(RECORDS SHOWN begins)

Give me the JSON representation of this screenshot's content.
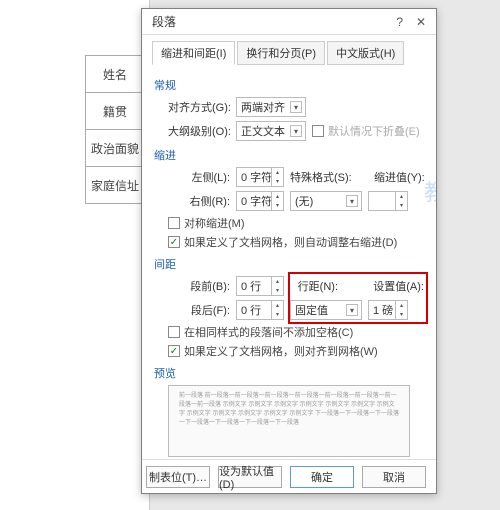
{
  "doc_labels": [
    "姓名",
    "籍贯",
    "政治面貌",
    "家庭信址"
  ],
  "watermark": "教育",
  "dialog": {
    "title": "段落",
    "tabs": [
      "缩进和间距(I)",
      "换行和分页(P)",
      "中文版式(H)"
    ],
    "general": {
      "title": "常规",
      "align_label": "对齐方式(G):",
      "align_value": "两端对齐",
      "outline_label": "大纲级别(O):",
      "outline_value": "正文文本",
      "collapse_label": "默认情况下折叠(E)"
    },
    "indent": {
      "title": "缩进",
      "left_label": "左侧(L):",
      "left_value": "0 字符",
      "right_label": "右侧(R):",
      "right_value": "0 字符",
      "special_label": "特殊格式(S):",
      "special_value": "(无)",
      "ind_val_label": "缩进值(Y):",
      "mirror_label": "对称缩进(M)",
      "grid_label": "如果定义了文档网格，则自动调整右缩进(D)"
    },
    "spacing": {
      "title": "间距",
      "before_label": "段前(B):",
      "before_value": "0 行",
      "after_label": "段后(F):",
      "after_value": "0 行",
      "line_label": "行距(N):",
      "line_value": "固定值",
      "setval_label": "设置值(A):",
      "setval_value": "1 磅",
      "nospace_label": "在相同样式的段落间不添加空格(C)",
      "grid_label": "如果定义了文档网格，则对齐到网格(W)"
    },
    "preview": {
      "title": "预览",
      "text": "前一段落 前一段落一前一段落一前一段落一前一段落一前一段落一前一段落一前一段落一前一段落 示例文字 示例文字 示例文字 示例文字 示例文字 示例文字 示例文字 示例文字 示例文字 示例文字 示例文字 示例文字 下一段落一下一段落一下一段落一下一段落一下一段落一下一段落一下一段落"
    },
    "footer": {
      "tabstops": "制表位(T)…",
      "default": "设为默认值(D)",
      "ok": "确定",
      "cancel": "取消"
    }
  }
}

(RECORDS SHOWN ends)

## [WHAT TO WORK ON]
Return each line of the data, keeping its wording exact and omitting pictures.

## [SOLVED PROBLEM]
Give me the JSON representation of this screenshot's content.
{
  "doc_labels": [
    "姓名",
    "籍贯",
    "政治面貌",
    "家庭信址"
  ],
  "watermark": "教育",
  "dialog": {
    "title": "段落",
    "tabs": [
      "缩进和间距(I)",
      "换行和分页(P)",
      "中文版式(H)"
    ],
    "general": {
      "title": "常规",
      "align_label": "对齐方式(G):",
      "align_value": "两端对齐",
      "outline_label": "大纲级别(O):",
      "outline_value": "正文文本",
      "collapse_label": "默认情况下折叠(E)"
    },
    "indent": {
      "title": "缩进",
      "left_label": "左侧(L):",
      "left_value": "0 字符",
      "right_label": "右侧(R):",
      "right_value": "0 字符",
      "special_label": "特殊格式(S):",
      "special_value": "(无)",
      "ind_val_label": "缩进值(Y):",
      "mirror_label": "对称缩进(M)",
      "grid_label": "如果定义了文档网格，则自动调整右缩进(D)"
    },
    "spacing": {
      "title": "间距",
      "before_label": "段前(B):",
      "before_value": "0 行",
      "after_label": "段后(F):",
      "after_value": "0 行",
      "line_label": "行距(N):",
      "line_value": "固定值",
      "setval_label": "设置值(A):",
      "setval_value": "1 磅",
      "nospace_label": "在相同样式的段落间不添加空格(C)",
      "grid_label": "如果定义了文档网格，则对齐到网格(W)"
    },
    "preview": {
      "title": "预览",
      "text": "前一段落 前一段落一前一段落一前一段落一前一段落一前一段落一前一段落一前一段落一前一段落 示例文字 示例文字 示例文字 示例文字 示例文字 示例文字 示例文字 示例文字 示例文字 示例文字 示例文字 示例文字 下一段落一下一段落一下一段落一下一段落一下一段落一下一段落一下一段落"
    },
    "footer": {
      "tabstops": "制表位(T)…",
      "default": "设为默认值(D)",
      "ok": "确定",
      "cancel": "取消"
    }
  }
}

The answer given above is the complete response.